life sciences research and development

Today it can take up to $2.6bn and 14 years to move a drug from “bench-to-bedside.” While over the past decades, our medical knowledge and research and development capabilities have advanced exponentially—drug development remains incredibly hard and costly. One of the most costly areas for pharmaceutical companies is clinical trials where sourcing participants and site selection dramatically add to costs and R&D timelines.

Like other industries, pharmaceutical companies are looking at data–specifically their historical clinical trials data–to help drive greater efficiencies, improve performance and reliability, and crucially accelerate time to trial.

We recently spoke with Mark Ramsey, former Chief Data and Analytics Officer at GSK about how companies can reuse their historic clinical trial data to accelerate modern day trials.

We also created a related ebook that outlines the seven steps for boosting R&D outcomes by using clinical trials data that Mark covers in his presentation.

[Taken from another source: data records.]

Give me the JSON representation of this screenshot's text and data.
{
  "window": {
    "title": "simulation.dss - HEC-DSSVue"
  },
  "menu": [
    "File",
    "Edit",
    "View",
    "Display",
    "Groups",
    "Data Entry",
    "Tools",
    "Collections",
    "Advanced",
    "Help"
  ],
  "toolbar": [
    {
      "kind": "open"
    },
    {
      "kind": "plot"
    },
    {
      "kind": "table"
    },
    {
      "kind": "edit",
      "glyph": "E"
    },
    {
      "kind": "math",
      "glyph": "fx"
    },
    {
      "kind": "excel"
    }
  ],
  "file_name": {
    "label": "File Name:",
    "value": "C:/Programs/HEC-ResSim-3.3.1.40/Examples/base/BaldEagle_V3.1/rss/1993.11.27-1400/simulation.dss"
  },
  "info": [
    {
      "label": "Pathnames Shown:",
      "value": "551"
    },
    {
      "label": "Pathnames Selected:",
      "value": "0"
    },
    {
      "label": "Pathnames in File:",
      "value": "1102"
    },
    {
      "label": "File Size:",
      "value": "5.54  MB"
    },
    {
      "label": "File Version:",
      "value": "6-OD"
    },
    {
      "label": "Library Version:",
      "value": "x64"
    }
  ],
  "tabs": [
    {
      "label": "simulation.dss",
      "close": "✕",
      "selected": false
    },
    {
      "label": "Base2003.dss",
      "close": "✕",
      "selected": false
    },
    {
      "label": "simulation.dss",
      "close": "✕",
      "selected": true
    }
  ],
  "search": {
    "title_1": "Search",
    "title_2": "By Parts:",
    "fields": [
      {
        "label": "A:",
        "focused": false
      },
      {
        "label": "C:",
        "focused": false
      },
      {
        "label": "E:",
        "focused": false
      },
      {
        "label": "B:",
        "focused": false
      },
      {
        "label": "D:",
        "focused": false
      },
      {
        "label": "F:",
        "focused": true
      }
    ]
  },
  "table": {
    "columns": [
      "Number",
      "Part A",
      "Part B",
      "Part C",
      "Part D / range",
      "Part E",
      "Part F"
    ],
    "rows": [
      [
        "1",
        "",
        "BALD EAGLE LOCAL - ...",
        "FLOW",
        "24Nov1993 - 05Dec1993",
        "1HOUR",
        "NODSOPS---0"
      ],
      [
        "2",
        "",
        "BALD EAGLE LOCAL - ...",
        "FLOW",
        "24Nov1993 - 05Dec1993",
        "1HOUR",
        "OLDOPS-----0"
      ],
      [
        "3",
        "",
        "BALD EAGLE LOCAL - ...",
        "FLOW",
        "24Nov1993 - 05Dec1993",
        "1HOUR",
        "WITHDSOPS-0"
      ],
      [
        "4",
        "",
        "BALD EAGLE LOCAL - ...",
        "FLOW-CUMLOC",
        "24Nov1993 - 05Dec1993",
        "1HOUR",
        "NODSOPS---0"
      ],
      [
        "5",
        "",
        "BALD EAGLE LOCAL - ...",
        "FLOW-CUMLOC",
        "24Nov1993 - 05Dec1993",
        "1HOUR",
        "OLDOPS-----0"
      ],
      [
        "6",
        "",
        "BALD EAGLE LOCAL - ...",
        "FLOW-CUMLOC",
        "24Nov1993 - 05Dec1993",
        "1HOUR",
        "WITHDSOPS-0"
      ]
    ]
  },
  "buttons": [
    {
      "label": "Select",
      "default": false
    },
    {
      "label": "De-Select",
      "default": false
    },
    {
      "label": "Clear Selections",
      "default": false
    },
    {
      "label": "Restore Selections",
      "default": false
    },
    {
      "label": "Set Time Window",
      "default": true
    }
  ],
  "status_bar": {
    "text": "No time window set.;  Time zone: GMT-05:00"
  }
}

You can read the entire ebook here, but here’s a snapshot of what you can learn:

Step #4: Take an Agile, DataOps Approach to Clinical Trials Mastering

Rationalizing clinical trial data is not a one-off project. Once you have access to the trial data you need to make sure that data stays current. In the case of clinical trials that means it is in CDISC format. The issue is standards like CDISC are always changing. In order to maintain a portfolio of clinical trial data (with potentially thousands of trials and billions of unique data points) you need an operational framework that ensures data accuracy and availability at scale. Enter DataOps.

DataOps is an agile framework for managing people, process, and technology in order to help data teams accelerate the analytic outcomes of data for the enterprise. Using DataOps helps mitigate problems like schema drift, better leverage technologies that allow for a high degree of automation (AI and machine learning (ML)) to keep data clean and current, and ultimately ensure that the best data is available to people who need it across the organization.